  • Sickle cell disease
  • Type 2 diabetes

The CDC believes symptoms may appear anywhere from two to 14 days after being exposed.

Human coronaviruses are usually spread...

  • Between people who are in close contact with one another (within about 6 feet).
  • Through respiratory droplets produced when an infected person coughs, sneezes or talks. These droplets can land in the mouths or noses of people who are nearby or possibly be inhaled into the lungs.
  • Some recent studies have suggested that COVID-19 may be spread by people who are not showing symptoms.

Help stop the spread of coronavirus

  • Stay home when you are sick.
  • Eat and sleep separately from your family members
  • Use different utensils and dishes
  • Cover your cough or sneeze with your arm, not your hand.
  • If you use a tissue, throw it in the trash.

Lower your risk

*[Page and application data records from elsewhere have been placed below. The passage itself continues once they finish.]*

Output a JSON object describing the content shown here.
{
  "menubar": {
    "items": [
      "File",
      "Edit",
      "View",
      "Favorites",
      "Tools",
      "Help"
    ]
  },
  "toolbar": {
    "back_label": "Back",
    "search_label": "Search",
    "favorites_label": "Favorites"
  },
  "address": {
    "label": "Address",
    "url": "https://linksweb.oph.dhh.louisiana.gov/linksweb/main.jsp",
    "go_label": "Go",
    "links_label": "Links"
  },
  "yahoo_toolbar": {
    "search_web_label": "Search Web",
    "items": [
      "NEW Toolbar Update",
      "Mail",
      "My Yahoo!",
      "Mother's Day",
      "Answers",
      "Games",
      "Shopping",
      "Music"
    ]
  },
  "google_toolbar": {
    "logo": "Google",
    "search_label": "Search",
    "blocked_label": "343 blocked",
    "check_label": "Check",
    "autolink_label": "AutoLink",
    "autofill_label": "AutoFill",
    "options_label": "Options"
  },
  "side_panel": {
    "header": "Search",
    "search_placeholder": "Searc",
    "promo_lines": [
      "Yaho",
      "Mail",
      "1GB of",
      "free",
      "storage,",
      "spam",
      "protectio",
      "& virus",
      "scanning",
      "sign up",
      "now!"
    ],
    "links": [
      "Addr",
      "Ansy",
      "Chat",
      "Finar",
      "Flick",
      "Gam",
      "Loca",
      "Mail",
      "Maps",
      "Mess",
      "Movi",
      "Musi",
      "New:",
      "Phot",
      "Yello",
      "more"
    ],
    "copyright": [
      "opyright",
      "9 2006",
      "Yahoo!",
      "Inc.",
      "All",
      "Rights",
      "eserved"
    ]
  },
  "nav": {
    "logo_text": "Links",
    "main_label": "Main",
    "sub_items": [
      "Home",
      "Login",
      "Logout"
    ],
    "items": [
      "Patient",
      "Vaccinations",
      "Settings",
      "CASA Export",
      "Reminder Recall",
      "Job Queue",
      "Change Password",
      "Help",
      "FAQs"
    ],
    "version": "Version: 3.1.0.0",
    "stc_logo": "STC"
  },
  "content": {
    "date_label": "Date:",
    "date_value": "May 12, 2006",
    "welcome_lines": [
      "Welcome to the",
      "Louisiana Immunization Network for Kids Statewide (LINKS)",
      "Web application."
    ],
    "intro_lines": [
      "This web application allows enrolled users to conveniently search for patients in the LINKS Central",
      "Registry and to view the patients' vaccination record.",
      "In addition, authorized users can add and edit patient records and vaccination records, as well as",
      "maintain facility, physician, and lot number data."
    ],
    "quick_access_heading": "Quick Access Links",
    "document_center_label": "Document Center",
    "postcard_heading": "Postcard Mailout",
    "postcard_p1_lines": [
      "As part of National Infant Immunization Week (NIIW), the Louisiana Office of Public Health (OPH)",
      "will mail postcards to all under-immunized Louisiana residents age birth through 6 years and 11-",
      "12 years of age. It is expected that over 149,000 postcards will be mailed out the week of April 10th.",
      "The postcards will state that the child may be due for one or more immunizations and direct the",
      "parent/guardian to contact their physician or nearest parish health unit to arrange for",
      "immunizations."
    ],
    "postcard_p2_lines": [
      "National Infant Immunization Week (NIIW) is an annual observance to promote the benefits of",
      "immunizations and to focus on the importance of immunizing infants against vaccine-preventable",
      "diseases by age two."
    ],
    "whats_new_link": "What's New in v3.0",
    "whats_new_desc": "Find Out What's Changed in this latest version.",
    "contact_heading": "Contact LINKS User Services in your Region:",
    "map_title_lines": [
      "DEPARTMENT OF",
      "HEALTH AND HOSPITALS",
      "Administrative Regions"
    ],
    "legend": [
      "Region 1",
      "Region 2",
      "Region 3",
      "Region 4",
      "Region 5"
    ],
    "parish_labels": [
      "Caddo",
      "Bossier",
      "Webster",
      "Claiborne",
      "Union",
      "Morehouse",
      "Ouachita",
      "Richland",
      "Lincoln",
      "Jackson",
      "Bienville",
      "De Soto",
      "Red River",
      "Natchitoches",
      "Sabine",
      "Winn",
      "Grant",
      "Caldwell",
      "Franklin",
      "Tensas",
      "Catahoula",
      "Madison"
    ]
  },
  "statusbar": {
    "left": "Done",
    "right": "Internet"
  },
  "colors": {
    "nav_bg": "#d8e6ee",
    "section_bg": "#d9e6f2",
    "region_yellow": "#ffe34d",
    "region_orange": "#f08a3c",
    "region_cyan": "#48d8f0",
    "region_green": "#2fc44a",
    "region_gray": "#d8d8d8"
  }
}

  • Wash your hands often with soap and water for at least 20 seconds. If soap and water are not available, use an alcohol-based hand sanitizer.
  • Avoid touching your eyes, nose, and mouth with unwashed hands.
  • Avoid close contact with people who are sick.
  • Clean and disinfect frequently touched objects and surfaces.
  • The CDC recommends wearing a mask or cloth face covering if you have to be out due to an essential service or essential activity such as going to the grocery store.
  • If you are 60 or over and have an underlying health condition such as cardiovascular disease, diabetes or respiratory illnesses like asthma or COPD, the World Health Organization advises you to try to avoid crowds or places where you might interact with people who are sick.